• Assigned task:
Where in the listing does the string "name" appear? Copy every line that holds it.

START Excerpted data

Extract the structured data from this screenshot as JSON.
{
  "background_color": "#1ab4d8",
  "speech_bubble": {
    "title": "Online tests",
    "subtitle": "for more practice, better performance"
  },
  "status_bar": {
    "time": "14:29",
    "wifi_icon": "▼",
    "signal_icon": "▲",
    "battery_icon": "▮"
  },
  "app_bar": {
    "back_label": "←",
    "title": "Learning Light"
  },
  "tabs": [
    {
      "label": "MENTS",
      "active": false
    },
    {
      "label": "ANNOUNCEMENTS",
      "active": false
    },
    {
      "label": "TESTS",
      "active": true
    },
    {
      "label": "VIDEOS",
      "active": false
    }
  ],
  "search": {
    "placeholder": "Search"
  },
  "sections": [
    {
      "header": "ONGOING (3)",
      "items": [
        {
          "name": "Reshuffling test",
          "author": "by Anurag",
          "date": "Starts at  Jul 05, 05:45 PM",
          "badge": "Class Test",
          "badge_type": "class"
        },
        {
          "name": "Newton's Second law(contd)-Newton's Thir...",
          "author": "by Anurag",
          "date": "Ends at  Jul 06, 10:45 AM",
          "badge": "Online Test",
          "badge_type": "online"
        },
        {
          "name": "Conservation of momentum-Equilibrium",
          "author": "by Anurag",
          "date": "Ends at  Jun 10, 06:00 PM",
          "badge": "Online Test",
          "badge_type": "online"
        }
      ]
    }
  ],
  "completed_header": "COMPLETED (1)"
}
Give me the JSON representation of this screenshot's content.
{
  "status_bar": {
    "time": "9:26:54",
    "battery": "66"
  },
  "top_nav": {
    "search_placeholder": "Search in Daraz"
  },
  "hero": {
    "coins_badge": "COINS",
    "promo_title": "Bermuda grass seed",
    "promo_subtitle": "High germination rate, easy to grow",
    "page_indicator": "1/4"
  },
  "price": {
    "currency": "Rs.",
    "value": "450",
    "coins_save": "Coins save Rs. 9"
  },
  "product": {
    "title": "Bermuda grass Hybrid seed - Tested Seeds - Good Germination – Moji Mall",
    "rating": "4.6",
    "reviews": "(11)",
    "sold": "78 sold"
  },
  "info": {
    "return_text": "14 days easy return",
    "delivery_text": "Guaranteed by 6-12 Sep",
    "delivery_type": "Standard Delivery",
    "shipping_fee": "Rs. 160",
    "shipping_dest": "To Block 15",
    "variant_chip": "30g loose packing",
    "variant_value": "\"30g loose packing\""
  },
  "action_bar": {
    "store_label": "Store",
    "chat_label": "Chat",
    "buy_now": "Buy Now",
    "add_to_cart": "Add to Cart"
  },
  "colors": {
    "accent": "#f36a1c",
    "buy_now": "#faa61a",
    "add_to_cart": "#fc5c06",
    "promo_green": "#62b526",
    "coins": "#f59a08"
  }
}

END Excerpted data

• Output below:
          "name": "Reshuffling test",
          "name": "Newton's Second law(contd)-Newton's Thir...",
          "name": "Conservation of momentum-Equilibrium",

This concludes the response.